Scenarios for Physical Distancing Outdoors

Take an asset-based approach. Instead of dwelling on what you don't have, use one of these outdoor classroom assessments to figure out what you DO have:

Once you complete your assessment, then sign-up with Green Schoolyards of America to receive customized support from a volunteer landscape architect to identify additional ways to maximize learning spaces outdoors. 

Focus on low-cost outdoor infrastructure. 

Work with your buildings and grounds staff and use these tools to think about how to increase the number of outdoor learning spaces: 

If outdoor spaces are not assigned by grade-level, consider creating a schedule for use of outdoor spaces.


Check out these three "thought experiments" to explore a range of site planning options at three public schools located in different climates and contexts. Each example includes a range of site design scenarios, including low cost options: 

Instructional Models and Learning Outdoors

Education Forward outlined five models of instruction, regardless of in-person, physically distanced learning, or virtual learning. Taking learning outdoors is applicable to each of these models. 

Enriched Virtual (4+ Days of Instruction with Teacher)

In this model students are in-person with the teacher for two days per week, connected virtually for two days, and working independently or virtually the other day. In this model, the teacher must be connected to a camera for synchronous instructional broadcasting. Taking learning outside would require a mobile video device with data, such as a cell phone or a tablet connected to a hotspot. 

School Story: With teaching to students both in person and at home simultaneously, teachers at High Marq Environmental Charter School had "student liaisons" posting photos to Google Hangouts during their outdoor learning time and the at-home field teams were posting their own photos as well to create a shared experience. Another tool they have used is posting to a shared iNaturalist account at the same time for a BioBlitz. All students used anonymous, shared accounts to avoid sharing personally identifiable information.


Enriched Virtual (2+ Days of Instruction with Teacher)

In this model, students are learning face-to-face with the teacher two days per week and working independently or virtually the other three days. Consider creating place-based units to take learning out into the community or providing opportunities to explore the "near nature" outside their window or just outside the door where safe.
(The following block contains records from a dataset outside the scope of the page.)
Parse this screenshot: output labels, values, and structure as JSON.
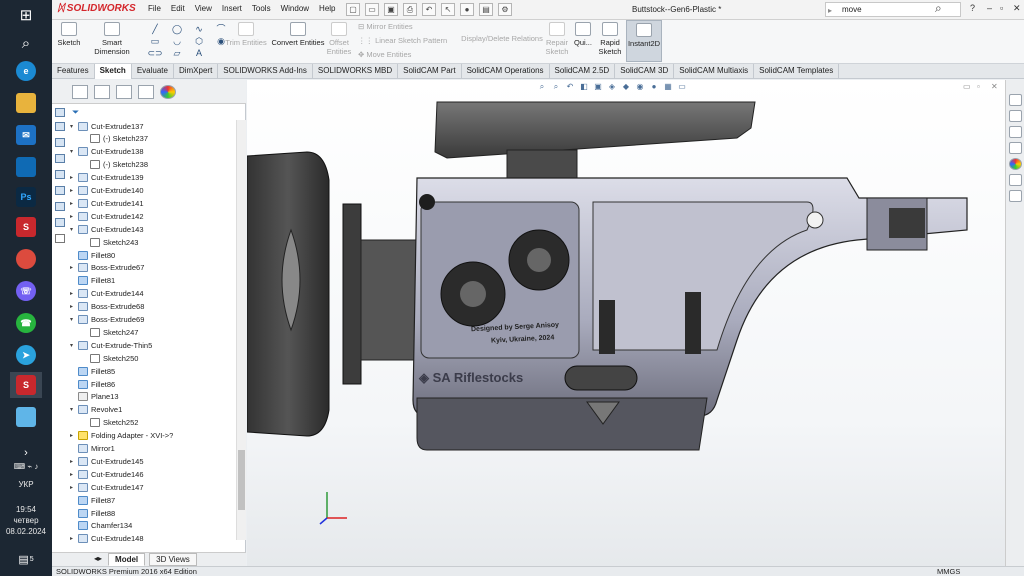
{
  "taskbar": {
    "language": "УКР",
    "time": "19:54",
    "day": "четвер",
    "date": "08.02.2024",
    "notification_count": "5"
  },
  "app": {
    "brand": "SOLIDWORKS",
    "menu": [
      "File",
      "Edit",
      "View",
      "Insert",
      "Tools",
      "Window",
      "Help"
    ],
    "doc_title": "Buttstock--Gen6-Plastic *",
    "search_value": "move"
  },
  "ribbon": {
    "sketch": "Sketch",
    "smart_dimension_1": "Smart",
    "smart_dimension_2": "Dimension",
    "trim": "Trim Entities",
    "convert": "Convert Entities",
    "offset_1": "Offset",
    "offset_2": "Entities",
    "mirror": "Mirror Entities",
    "linear_pattern": "Linear Sketch Pattern",
    "move": "Move Entities",
    "display_delete": "Display/Delete Relations",
    "repair_1": "Repair",
    "repair_2": "Sketch",
    "quick": "Qui...",
    "rapid_1": "Rapid",
    "rapid_2": "Sketch",
    "instant2d": "Instant2D"
  },
  "tabs": [
    "Features",
    "Sketch",
    "Evaluate",
    "DimXpert",
    "SOLIDWORKS Add-Ins",
    "SOLIDWORKS MBD",
    "SolidCAM Part",
    "SolidCAM Operations",
    "SolidCAM 2.5D",
    "SolidCAM 3D",
    "SolidCAM Multiaxis",
    "SolidCAM Templates"
  ],
  "tree": [
    {
      "label": "Cut-Extrude137",
      "indent": 0,
      "kind": "cut",
      "exp": "▾"
    },
    {
      "label": "(-) Sketch237",
      "indent": 1,
      "kind": "sketch",
      "exp": ""
    },
    {
      "label": "Cut-Extrude138",
      "indent": 0,
      "kind": "cut",
      "exp": "▾"
    },
    {
      "label": "(-) Sketch238",
      "indent": 1,
      "kind": "sketch",
      "exp": ""
    },
    {
      "label": "Cut-Extrude139",
      "indent": 0,
      "kind": "cut",
      "exp": "▸"
    },
    {
      "label": "Cut-Extrude140",
      "indent": 0,
      "kind": "cut",
      "exp": "▸"
    },
    {
      "label": "Cut-Extrude141",
      "indent": 0,
      "kind": "cut",
      "exp": "▸"
    },
    {
      "label": "Cut-Extrude142",
      "indent": 0,
      "kind": "cut",
      "exp": "▸"
    },
    {
      "label": "Cut-Extrude143",
      "indent": 0,
      "kind": "cut",
      "exp": "▾"
    },
    {
      "label": "Sketch243",
      "indent": 1,
      "kind": "sketch",
      "exp": ""
    },
    {
      "label": "Fillet80",
      "indent": 0,
      "kind": "fillet",
      "exp": ""
    },
    {
      "label": "Boss-Extrude67",
      "indent": 0,
      "kind": "cut",
      "exp": "▸"
    },
    {
      "label": "Fillet81",
      "indent": 0,
      "kind": "fillet",
      "exp": ""
    },
    {
      "label": "Cut-Extrude144",
      "indent": 0,
      "kind": "cut",
      "exp": "▸"
    },
    {
      "label": "Boss-Extrude68",
      "indent": 0,
      "kind": "cut",
      "exp": "▸"
    },
    {
      "label": "Boss-Extrude69",
      "indent": 0,
      "kind": "cut",
      "exp": "▾"
    },
    {
      "label": "Sketch247",
      "indent": 1,
      "kind": "sketch",
      "exp": ""
    },
    {
      "label": "Cut-Extrude-Thin5",
      "indent": 0,
      "kind": "cut",
      "exp": "▾"
    },
    {
      "label": "Sketch250",
      "indent": 1,
      "kind": "sketch",
      "exp": ""
    },
    {
      "label": "Fillet85",
      "indent": 0,
      "kind": "fillet",
      "exp": ""
    },
    {
      "label": "Fillet86",
      "indent": 0,
      "kind": "fillet",
      "exp": ""
    },
    {
      "label": "Plane13",
      "indent": 0,
      "kind": "plane",
      "exp": ""
    },
    {
      "label": "Revolve1",
      "indent": 0,
      "kind": "cut",
      "exp": "▾"
    },
    {
      "label": "Sketch252",
      "indent": 1,
      "kind": "sketch",
      "exp": ""
    },
    {
      "label": "Folding Adapter - XVI->?",
      "indent": 0,
      "kind": "folder",
      "exp": "▸"
    },
    {
      "label": "Mirror1",
      "indent": 0,
      "kind": "cut",
      "exp": ""
    },
    {
      "label": "Cut-Extrude145",
      "indent": 0,
      "kind": "cut",
      "exp": "▸"
    },
    {
      "label": "Cut-Extrude146",
      "indent": 0,
      "kind": "cut",
      "exp": "▸"
    },
    {
      "label": "Cut-Extrude147",
      "indent": 0,
      "kind": "cut",
      "exp": "▸"
    },
    {
      "label": "Fillet87",
      "indent": 0,
      "kind": "fillet",
      "exp": ""
    },
    {
      "label": "Fillet88",
      "indent": 0,
      "kind": "fillet",
      "exp": ""
    },
    {
      "label": "Chamfer134",
      "indent": 0,
      "kind": "fillet",
      "exp": ""
    },
    {
      "label": "Cut-Extrude148",
      "indent": 0,
      "kind": "cut",
      "exp": "▸"
    }
  ],
  "fm_bottom": {
    "model": "Model",
    "views": "3D Views"
  },
  "viewport": {
    "engraving_1": "Designed by Serge Anisoy",
    "engraving_2": "Kyiv, Ukraine, 2024",
    "brand_mark": "SA Riflestocks"
  },
  "status": {
    "edition": "SOLIDWORKS Premium 2016 x64 Edition",
    "units": "MMGS"
  }
}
Community Story: To address distance learning and encourage time in nature, both FIELD Edventures through their EEK! Connect, Explore, Engage blog and Urban Ecology Center in Milwaukee through their UEC in My Backyard created activities to support outdoor education remotely. 

Station Rotation Model

If schools are engaging in a fixed station rotation model, one of those stations could be outdoors on the school ground or outside in the community. Another opportunity may be to extend your school space into a community location by partnering with a local nature center. These buildings are often equipped with Internet access and classroom space and also provide access to outdoor spaces. Learn more about Nature Centers as Partners in Education.

If going to a community location isn't an option, partnering with a local nature center to bring non-formal educators to your school grounds to support learning outdoors on a regular basis could be another solution. These environmental educators have a wealth of experience to offer classroom educators. Use this Outdoor Configuration Classroom layout to imagine what this might look like on your school grounds. 

Individual Rotation

Like with the station rotation model above, stations for outdoor learning—on the school grounds, at home, or at a community location—can be integrated into the student's individual schedule. 

Flipped Classroom

In the flipped classroom model, taking learning outdoors with any of the above ideas can be applied in either the teacher-guided practice or project or the independent coursework and content. 

À la Carte

In this model, taking learning outdoors can be applied to any of the settings. 


For questions about this information, contact Victoria Rydberg-Nania (608) 266-0419